This SEC Order, In the Matter of The Dow Chemical Company, is a great refresher—at Dow’s expense, unfortunately for Dow—on the analysis required to determine whether or not certain expenses and benefits are perquisites or personal benefits that must be disclosed in the Summary Comp Table in the proxy statement. As you probably know, the analysis for determining whether an item is a disclosable “perk” can be very tricky to apply, especially when it involves the use of corporate jets by executives and their friends and families. The SEC claims that Dow applied the wrong standard altogether in its analysis, failing to disclose over a five-year period $3M in CEO perks and understating the CEO’s disclosed perks by an average of 59%. Dow settled the charges for a fine of $1.75M and also undertook to engage an independent consultant that would perform a review of Dow’s policies, procedures and controls and conduct training related to the determination of perks.

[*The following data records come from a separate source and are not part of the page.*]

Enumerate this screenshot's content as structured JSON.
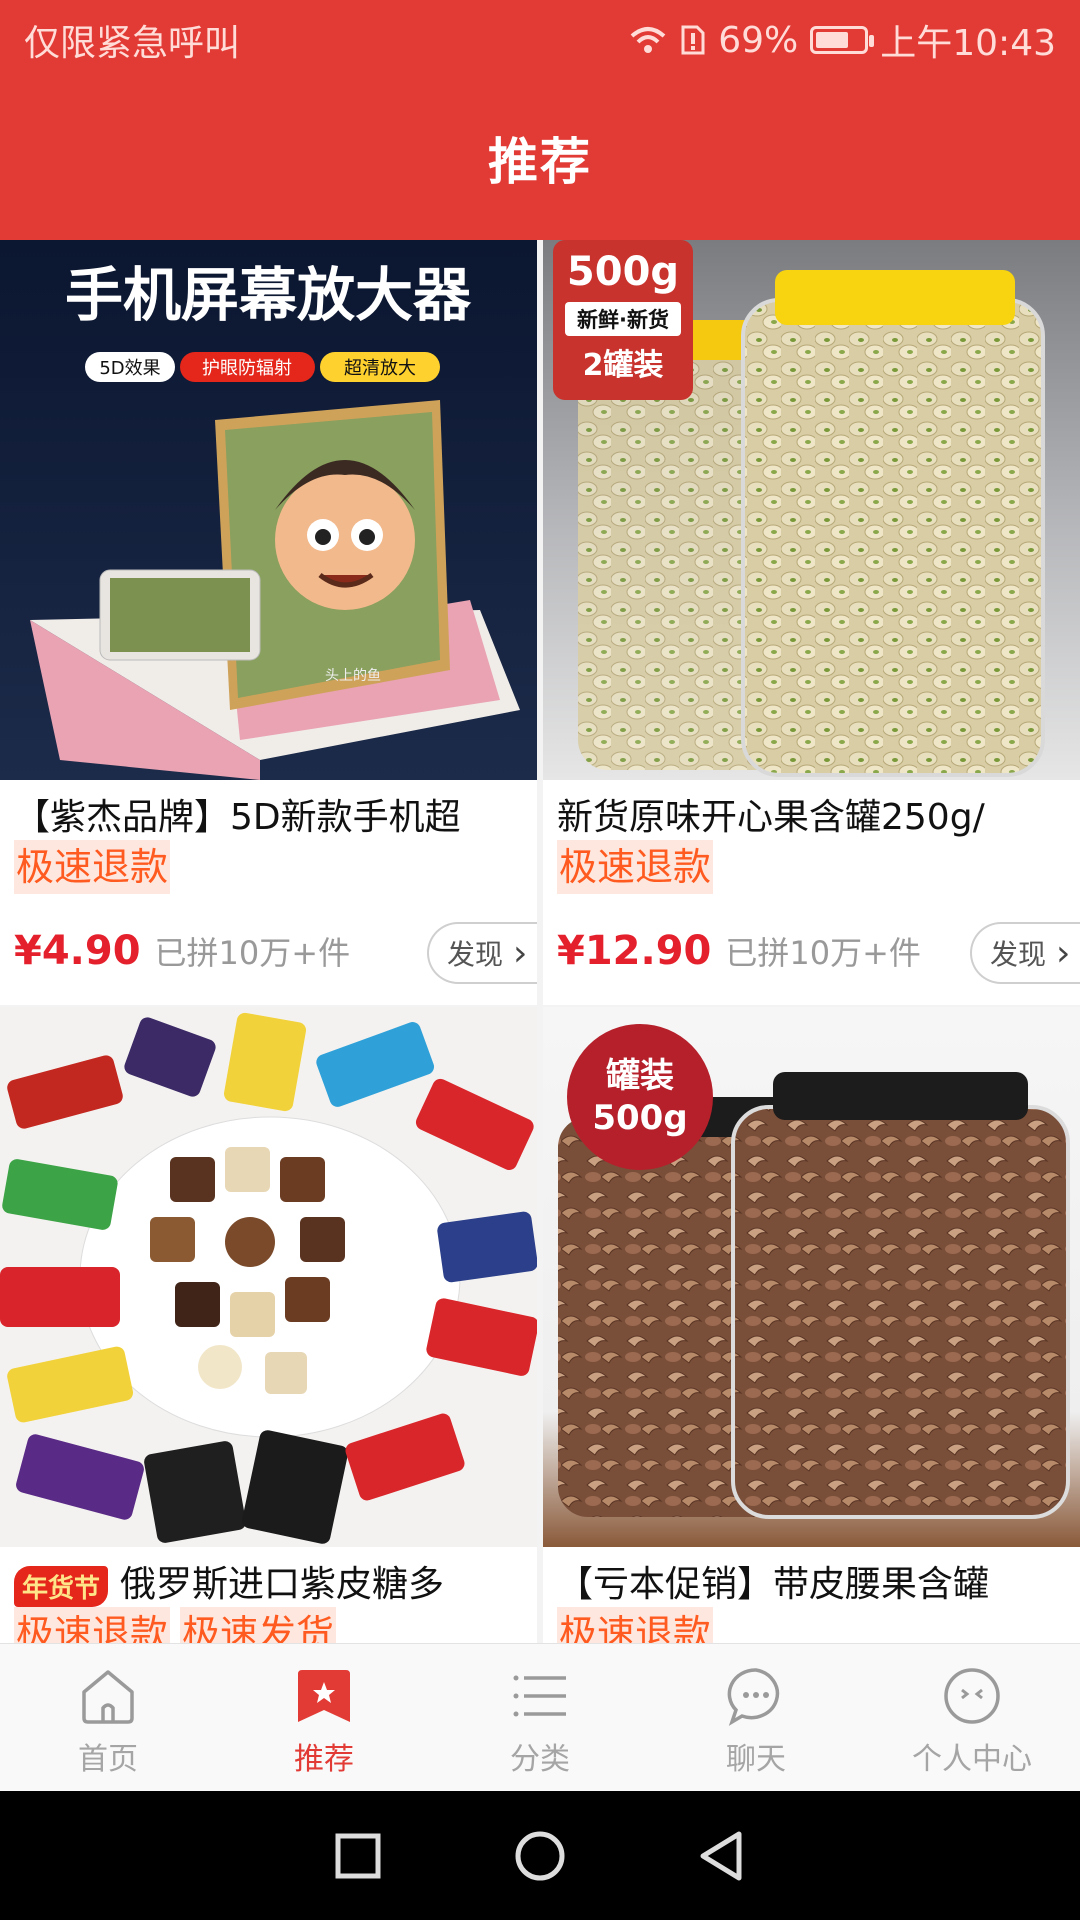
{
  "status": {
    "left_text": "仅限紧急呼叫",
    "battery_percent": "69%",
    "battery_level": 0.69,
    "time": "上午10:43"
  },
  "header": {
    "title": "推荐"
  },
  "colors": {
    "brand": "#e23b35",
    "price": "#e5202d",
    "tag_text": "#ff5a1f",
    "tag_bg": "#fde7df"
  },
  "products": [
    {
      "title": "【紫杰品牌】5D新款手机超",
      "tags": [
        "极速退款"
      ],
      "price": "¥4.90",
      "sold": "已拼10万+件",
      "find_label": "发现",
      "image": {
        "headline": "手机屏幕放大器",
        "chips": [
          "5D效果",
          "护眼防辐射",
          "超清放大"
        ],
        "watermark": "头上的鱼"
      }
    },
    {
      "title": "新货原味开心果含罐250g/",
      "tags": [
        "极速退款"
      ],
      "price": "¥12.90",
      "sold": "已拼10万+件",
      "find_label": "发现",
      "image": {
        "weight": "500g",
        "line1": "新鲜·新货",
        "line2": "2罐装"
      }
    },
    {
      "badge": "年货节",
      "title": "俄罗斯进口紫皮糖多",
      "tags": [
        "极速退款",
        "极速发货"
      ],
      "image": {}
    },
    {
      "title": "【亏本促销】带皮腰果含罐",
      "tags": [
        "极速退款"
      ],
      "image": {
        "line1": "罐装",
        "line2": "500g"
      }
    }
  ],
  "tabs": [
    {
      "label": "首页",
      "icon": "home-icon",
      "active": false
    },
    {
      "label": "推荐",
      "icon": "recommend-icon",
      "active": true
    },
    {
      "label": "分类",
      "icon": "category-list-icon",
      "active": false
    },
    {
      "label": "聊天",
      "icon": "chat-bubble-icon",
      "active": false
    },
    {
      "label": "个人中心",
      "icon": "profile-face-icon",
      "active": false
    }
  ],
  "system_nav": [
    "recent-apps-icon",
    "home-circle-icon",
    "back-triangle-icon"
  ]
}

For quite a while, the CDIs related to the proxy rules and proxy statements have been a bit of a hodge-podge of different sources and supplements. There were even interpretations extant from the ancient Telephone Interpretations Manual—you may even have a mimeograph copy of that in your office somewhere. Now, Corp Fin has undertaken to update and harmonize some of those proxy-related interpretations, specifically the basic Interpretations Manual and its March 1999 Supplement. The rest of the supplements remain undisturbed for the moment; however, Corp Fin advises that it is in the process of updating them all.
SEC approves amendments to NYSE Manual largely eliminating requirement to deliver to NYSE hard copies of proxy materials
On March 1, the SEC approved the NYSE’s proposal to largely eliminate the requirement to provide hard copies of proxy materials to the NYSE. Prior to approval of the amendment, listed companies were required to provide hard copies of proxy materials to the NYSE under Section 204.00(B) and Section 402.01 of the NYSE Manual. Notwithstanding the requirements of Rule 14a-6(b) to deliver hard copies to the applicable exchange (from which the NYSE has obtained no-action relief), the amendment to Section 402.01 provides that listed companies will not be required to provide hard copies of proxy materials to the NYSE, so long as they are included in their entirety in an SEC filing available on EDGAR.
Is it just me? Am I the only one that finds having to decipher a load of graphics in a proxy statement to be somewhat daunting on occasion? Inclusion of graphics in lieu of copious text has been almost de rigueur in proxy statements for several seasons now as a way to facilitate comprehension of sometimes complex data. And most often, those graphics are relatively effective for that purpose. As we head into the 2018 proxy season, however, this piece in CFO.com suggests that some forms of visual presentation may be, well, a lot more useful than others.
Assessing impact of major tax law change, if enacted, on financial statements on a timely basis would present huge challenge
The potential passage of the new tax bill is giving some finance departments conniptions, according to Bloomberg BNA, and they’re hoping that the SEC will address the problem. The SEC? Yes. While companies are happy to see the tax breaks, some companies, especially large multinational companies, are anxious about whether they will be able to accurately determine the impact of the tax changes on their financial statements in time to file their annual and quarterly reports with the SEC. The obvious concern is that, if the SEC doesn’t extend the filing deadline, companies could risk making material misstatements.
PwC’s 2017 Annual Corporate Directors Survey shows directors “clearly out of step” with institutional investors on social issues
In its Annual Corporate Directors Survey for 2017, PwC surveyed 886 directors of public companies and concluded that there is a “real divide” between directors and institutional investors (which own 70% of U.S. public company stocks) on several issues. More recently, PwC observes, public companies have been placed in the unusual position of being called upon to tackle some of society’s ills: in light of the “new administration in Washington and growing social divisiveness, US public company directors are faced with great expectations from investors and the public. Perhaps now more than ever, public companies are being asked to take the lead in addressing some of society’s most difficult problems. From seeking action on climate change to advancing diversity, stakeholder expectations are increasing and many companies are responding.” But apparently, many boards are not taking up that challenge; PwC’s “research shows that directors are clearly out of step with investor priorities in some critical areas,” such as environmental issues, board gender diversity and social issues, such as income inequality and employee retirement security.